By now you know that I love getting a direct insight from the artists on how and why they create; and also, I enjoy uncovering personal connections along the way. When I was little, my grandmother’s cousin had a daughter, Olga, who would babysit me when both she and my parents had to work, and Olga’s cousin is the artist that I am about to write today. I asked her to tell me about her creative process, her road to painting. She replied wonderfully, and in Rusyn, of course, but I hope the translation retains the original atmosphere:

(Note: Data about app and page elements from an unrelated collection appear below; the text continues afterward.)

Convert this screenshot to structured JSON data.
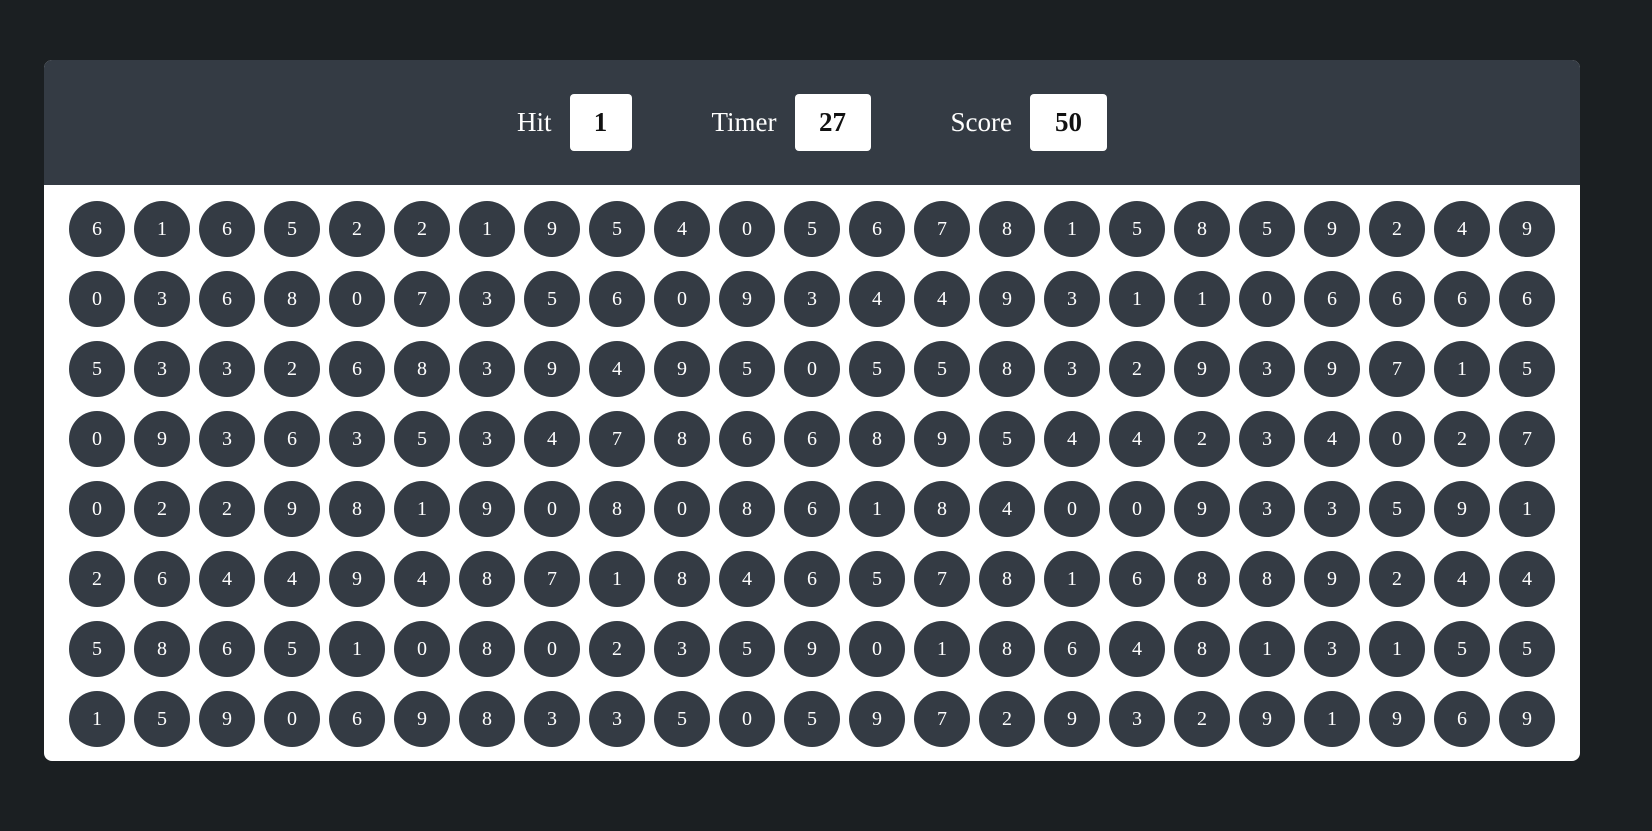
{
  "stats": {
    "hit": {
      "label": "Hit",
      "value": "1"
    },
    "timer": {
      "label": "Timer",
      "value": "27"
    },
    "score": {
      "label": "Score",
      "value": "50"
    }
  },
  "bubbles": [
    [
      "6",
      "1",
      "6",
      "5",
      "2",
      "2",
      "1",
      "9",
      "5",
      "4",
      "0",
      "5",
      "6",
      "7",
      "8",
      "1",
      "5",
      "8",
      "5",
      "9",
      "2",
      "4",
      "9"
    ],
    [
      "0",
      "3",
      "6",
      "8",
      "0",
      "7",
      "3",
      "5",
      "6",
      "0",
      "9",
      "3",
      "4",
      "4",
      "9",
      "3",
      "1",
      "1",
      "0",
      "6",
      "6",
      "6",
      "6"
    ],
    [
      "5",
      "3",
      "3",
      "2",
      "6",
      "8",
      "3",
      "9",
      "4",
      "9",
      "5",
      "0",
      "5",
      "5",
      "8",
      "3",
      "2",
      "9",
      "3",
      "9",
      "7",
      "1",
      "5"
    ],
    [
      "0",
      "9",
      "3",
      "6",
      "3",
      "5",
      "3",
      "4",
      "7",
      "8",
      "6",
      "6",
      "8",
      "9",
      "5",
      "4",
      "4",
      "2",
      "3",
      "4",
      "0",
      "2",
      "7"
    ],
    [
      "0",
      "2",
      "2",
      "9",
      "8",
      "1",
      "9",
      "0",
      "8",
      "0",
      "8",
      "6",
      "1",
      "8",
      "4",
      "0",
      "0",
      "9",
      "3",
      "3",
      "5",
      "9",
      "1"
    ],
    [
      "2",
      "6",
      "4",
      "4",
      "9",
      "4",
      "8",
      "7",
      "1",
      "8",
      "4",
      "6",
      "5",
      "7",
      "8",
      "1",
      "6",
      "8",
      "8",
      "9",
      "2",
      "4",
      "4"
    ],
    [
      "5",
      "8",
      "6",
      "5",
      "1",
      "0",
      "8",
      "0",
      "2",
      "3",
      "5",
      "9",
      "0",
      "1",
      "8",
      "6",
      "4",
      "8",
      "1",
      "3",
      "1",
      "5",
      "5"
    ],
    [
      "1",
      "5",
      "9",
      "0",
      "6",
      "9",
      "8",
      "3",
      "3",
      "5",
      "0",
      "5",
      "9",
      "7",
      "2",
      "9",
      "3",
      "2",
      "9",
      "1",
      "9",
      "6",
      "9"
    ]
  ],
  "colors": {
    "page_background": "#1b1f22",
    "panel": "#343b44",
    "bubble": "#343b44",
    "bubble_text": "#ffffff",
    "board": "#ffffff"
  }
}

“I was born in Ulič (eastern Slovakia) and I was growing up like a weed, a loner-weed that is. Loneliness enables us to perceive things that are invisible to the eye. I was drawn to take a pencil into my hand and daub the paper. I was especially interested in people’s faces; I used to see them in random shapes, even smudges. Nobody brought me to painting – painting came to me. And it forced me to capture the moments I experienced in the nooks and crannies of my simple soul, influenced by the circumstances of my life and by the interactions with others. Simple people have a great impact on me, because they seem to possess a certain kind of natural quality.

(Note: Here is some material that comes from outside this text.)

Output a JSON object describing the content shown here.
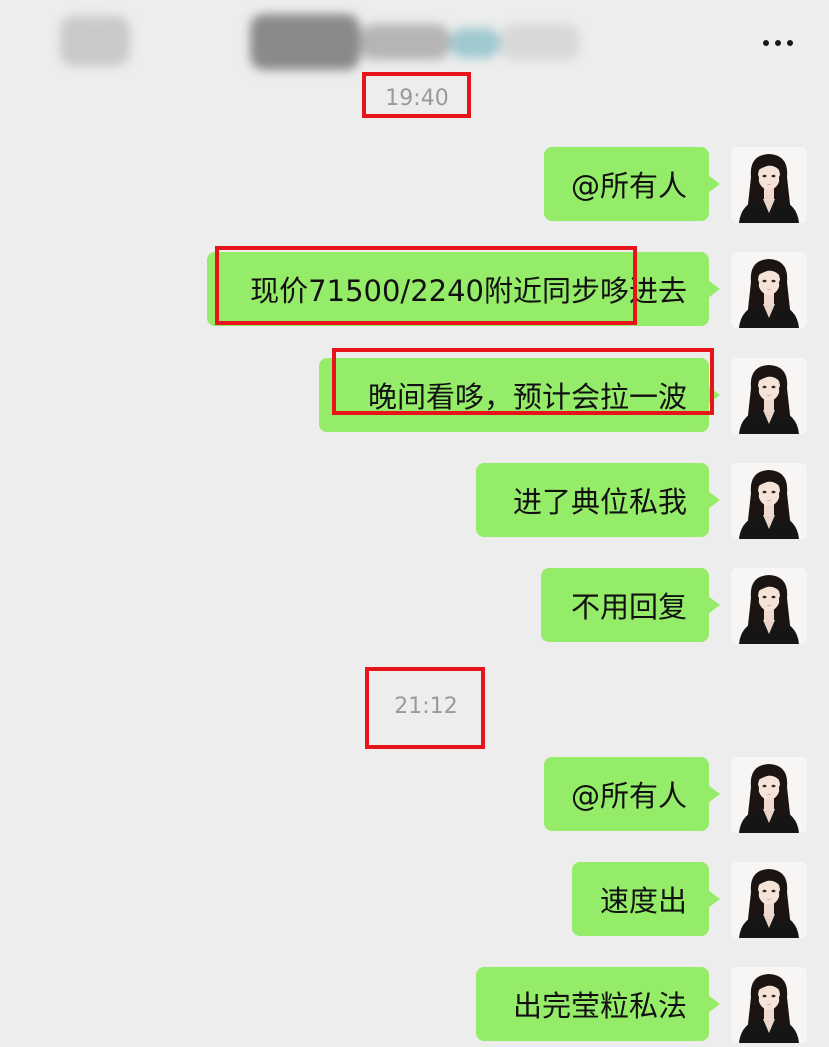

Painting is my bread and butter – it is something that challenges me, pushes me forward, helps me live. I started as a child, the usual story… Then I discovered pastels, then oils… My first critic was Ivan Chapcak. I got lots of experience through attending international plein-airs in Slovakia, Poland and Hungary, but now I am working in Florence, Italy where I can literally “absorb” the art. I mostly focus on figure painting and portraits, and I do other things, too, just to ease up and relax.”
Almost as an afterthought, she adds: “I am proud to come from Ulič…”

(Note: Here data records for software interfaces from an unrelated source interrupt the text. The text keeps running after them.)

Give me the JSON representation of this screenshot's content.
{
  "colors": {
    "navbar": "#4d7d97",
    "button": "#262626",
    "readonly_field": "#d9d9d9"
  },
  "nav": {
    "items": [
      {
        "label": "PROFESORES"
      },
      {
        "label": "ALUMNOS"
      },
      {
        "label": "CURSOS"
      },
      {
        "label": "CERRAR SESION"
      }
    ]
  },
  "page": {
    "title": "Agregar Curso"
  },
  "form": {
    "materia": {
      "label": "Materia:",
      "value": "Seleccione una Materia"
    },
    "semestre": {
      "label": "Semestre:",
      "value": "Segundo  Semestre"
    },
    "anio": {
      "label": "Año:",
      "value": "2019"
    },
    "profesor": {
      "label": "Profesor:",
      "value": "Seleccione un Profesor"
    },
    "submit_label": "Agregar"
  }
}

Currently she has been working with an Italian portrait painter Ersilia Leonini and she is a member of Simultanea Spazzi D´Arte Florencia. In 2017 The Museum of Humenne organized a two-month long exhibition of over thirty deeply emotional portraits.